§ **Task**: Among these records, which lines include "compiling"? Copy them out.

§ **Supplied records**:
*** Block opens ***

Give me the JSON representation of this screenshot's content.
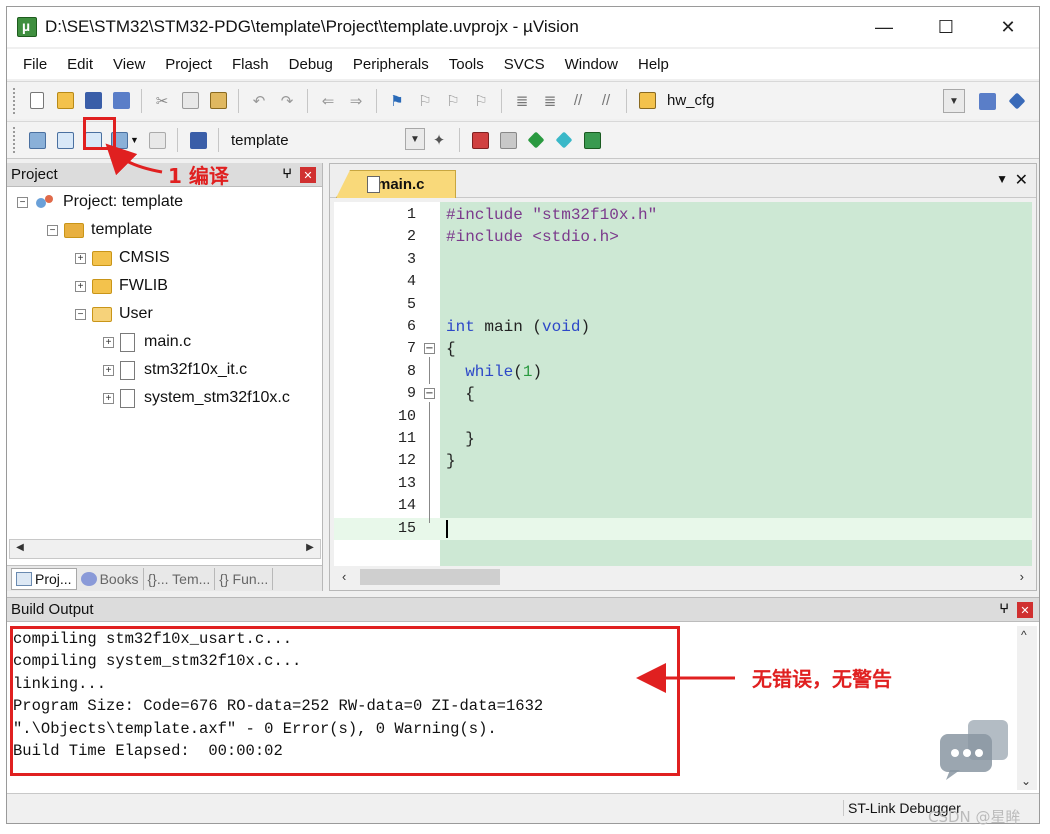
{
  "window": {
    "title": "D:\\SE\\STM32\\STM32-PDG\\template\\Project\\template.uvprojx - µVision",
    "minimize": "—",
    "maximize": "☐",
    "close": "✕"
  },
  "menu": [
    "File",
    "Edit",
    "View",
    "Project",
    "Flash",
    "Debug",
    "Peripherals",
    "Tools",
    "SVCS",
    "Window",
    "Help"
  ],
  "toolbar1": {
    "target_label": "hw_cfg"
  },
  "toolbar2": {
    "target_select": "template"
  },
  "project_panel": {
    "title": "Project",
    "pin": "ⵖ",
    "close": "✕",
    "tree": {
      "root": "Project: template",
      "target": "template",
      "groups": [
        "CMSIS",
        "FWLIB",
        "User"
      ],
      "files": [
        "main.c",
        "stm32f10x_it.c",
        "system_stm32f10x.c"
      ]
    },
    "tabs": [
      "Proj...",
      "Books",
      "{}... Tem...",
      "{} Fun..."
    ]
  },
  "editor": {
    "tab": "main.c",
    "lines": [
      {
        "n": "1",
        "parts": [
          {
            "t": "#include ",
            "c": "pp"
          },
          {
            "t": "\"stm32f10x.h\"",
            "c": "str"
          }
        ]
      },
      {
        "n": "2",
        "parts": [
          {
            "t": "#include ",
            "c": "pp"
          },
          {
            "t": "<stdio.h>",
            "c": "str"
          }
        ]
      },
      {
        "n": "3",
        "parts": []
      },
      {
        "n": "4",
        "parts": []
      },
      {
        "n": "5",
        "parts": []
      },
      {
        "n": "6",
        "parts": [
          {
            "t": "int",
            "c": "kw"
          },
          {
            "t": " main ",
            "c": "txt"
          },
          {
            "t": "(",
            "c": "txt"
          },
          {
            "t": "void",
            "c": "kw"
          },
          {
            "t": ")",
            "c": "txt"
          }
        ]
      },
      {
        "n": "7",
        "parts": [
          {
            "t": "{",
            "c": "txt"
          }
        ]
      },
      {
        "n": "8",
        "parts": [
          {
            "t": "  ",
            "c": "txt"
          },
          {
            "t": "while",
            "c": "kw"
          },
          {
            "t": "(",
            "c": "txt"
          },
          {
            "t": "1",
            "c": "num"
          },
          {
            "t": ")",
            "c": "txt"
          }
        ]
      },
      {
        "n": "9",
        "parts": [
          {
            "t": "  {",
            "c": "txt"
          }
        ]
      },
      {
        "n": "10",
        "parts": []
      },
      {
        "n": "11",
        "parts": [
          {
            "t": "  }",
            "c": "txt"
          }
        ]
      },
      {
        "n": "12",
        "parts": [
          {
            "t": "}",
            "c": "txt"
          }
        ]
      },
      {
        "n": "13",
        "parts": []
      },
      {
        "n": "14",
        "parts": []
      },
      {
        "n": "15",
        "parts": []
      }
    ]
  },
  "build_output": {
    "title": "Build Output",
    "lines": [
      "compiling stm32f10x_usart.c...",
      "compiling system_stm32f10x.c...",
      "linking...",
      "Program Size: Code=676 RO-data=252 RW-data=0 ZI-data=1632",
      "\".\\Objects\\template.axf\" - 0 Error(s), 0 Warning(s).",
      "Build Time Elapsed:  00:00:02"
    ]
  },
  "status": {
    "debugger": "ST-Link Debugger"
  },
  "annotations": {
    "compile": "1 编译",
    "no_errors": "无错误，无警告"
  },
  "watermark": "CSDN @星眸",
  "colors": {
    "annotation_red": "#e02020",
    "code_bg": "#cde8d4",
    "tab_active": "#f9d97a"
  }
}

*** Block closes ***

§ **Answer section**:
      "compiling stm32f10x_usart.c...",
      "compiling system_stm32f10x.c...",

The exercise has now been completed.